Cookie Monster, Wily Mo Pena, and J.D. Drew

Leave a comment

One of these things is not like the others
One of these things just doesn’t belong
Can you tell which thing is not like the others
By the time I finish my song?

Sesame Street, “One of These Things”
A recent Sports Illustrated poll asked 380 major leaguers to name the player who “gets the least out of the most talent” and the results are pretty interesting:
1. Wily Mo Pena
2. Daniel Cabrera
3. Elijah Dukes
4. J.D. Drew
5. Mike MacDougal
Perhaps not surprisingly four of those five guys last played for the Nationals, with Dukes and MacDougal still on the team, and the only non-Nationals player on the list looks like the answer to one of those “which of these things is least like the other four?” test questions.
Pena is a career .257/.303/.443 hitter and at 26 years old is a free agent after being let go by three teams in two seasons. Cabrera owns a 46-64 record and 5.09 ERA in 881 innings and is currently pitching at Triple-A after being cut by the Nationals. Dukes is a former top prospect with off-field issues who’s hit .234/.337/.423 through 208 games in the majors. MacDougal is currently the Nationals’ closer and is in one of his “effectively wild” stages after being a mess in four seasons with the White Sox.
And then there’s Drew, who somehow gets lumped in with that foursome despite being an All-Star last year, finishing sixth in the MVP balloting in 2004, posting the 25th-best OPS among active hitters, and playing 1,316 games over 12 seasons in the majors. Drew has missed lots of time with injuries, rubs some people the wrong way with his laid-back demeanor and patient approach to hitting, and hasn’t become the superstar that many people expected when he was a top-five pick in back-to-back drafts.
However, at the end of the day he’s a .282 career hitter with a .391 on-base percentage and .500 slugging percentage who figures to end up with around 1,800 hits, 275 homers, and $100 million in earnings. To call Drew a disappointment is one thing, but equating him to complete busts like Pena and Cabrera while suggesting that a 12-year veteran with a .900 OPS “gets the least out of the most talent” is all kinds of silly. Drew has more career value than Pena, Cabrera, Dukes, and MacDougal combined, and it isn’t particularly close.

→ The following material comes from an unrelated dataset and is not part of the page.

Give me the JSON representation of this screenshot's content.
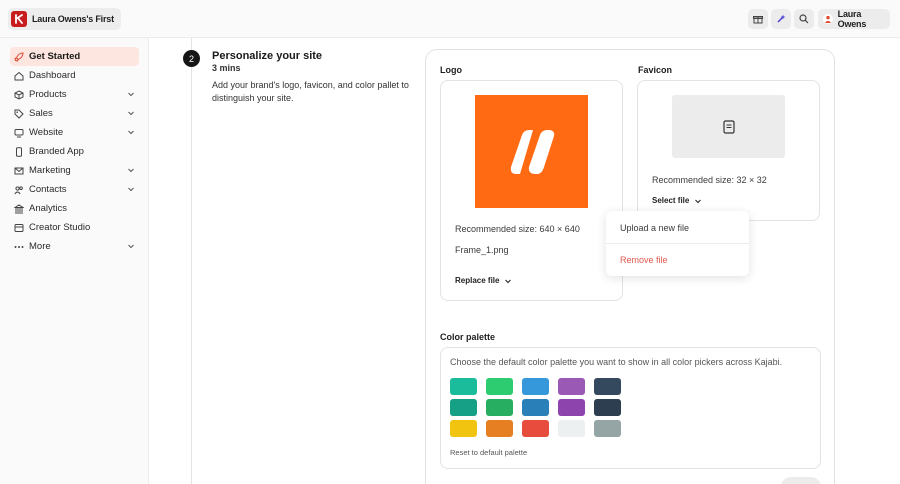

Angels move Garrett Richards to 60-day disabled list

Getty Images
1 Comment

Angels’ right-hander Garrett Richards has been moved to the 60-day disabled list, according to a team announcement on Saturday. Richards was originally placed on the 10-day disabled list in early April after sustaining a right biceps cramp during his first start of the season. No timetable has been given for his return to the mound, though Pedro Moura of the Los Angeles Times speculates that his return date could be pushed back to June.

While the Angels report that Richards is making some progress in his recovery, he’s still experiencing some “irritation of the cutaneous nerve,” which could be preventing him from working back up to full strength. The veteran righty already missed 154 days of the 2016 season after suffering a UCL injury, and opted for biometrics surgery to repair the ligament rather than undergoing a more intensive Tommy John procedure.

This is Richards’ seventh season with the Angels. He last pitched a full, healthy season in 2015, delivering a 3.65 ERA, 3.3 BB/9 and 7.6 SO/9 over 207 1/3 innings. He’s currently one of eight Angels pitchers serving time on the disabled list, including left-hander Andrew Heaney and right-handers Cam Bedrosian, Andrew Bailey, Vicente Campos, Huston Street, Mike Morin and Nick Tropeano.

Video: Adam Rosales has the fastest home run trot in MLB, again

Getty Images
5 Comments

When it comes to home run trots, Adam Rosales is still the guy to beat. The Athletics’ shortstop led off the first inning of Saturday’s matinee against the Mariners with a solo shot to center field, and made it all the way around the bases in record time — 15.9 seconds, to be precise. That’s 0.06 seconds faster than the previous record, which Rosales set himself last September on a 15.96-second run.

In fact, as MLB.com’s Michael Clair points out, Rosales holds eight of the 10 fastest home run trots recorded by Statcast. (The other two, naturally, belong to the Reds’ speedy center fielder Billy Hamilton.) Eight of those 10 trots were recorded in 2016, with Rosales gradually inching his way toward the 15-second mark.

The blast was the first of two home runs for the A’s, who tacked on a couple of runs with Ryon Healy‘s two-RBI homer and capped their 4-3 win over the Mariners with a productive out from Khris Davis in the third inning. It’s the fifth straight victory for the A’s this week.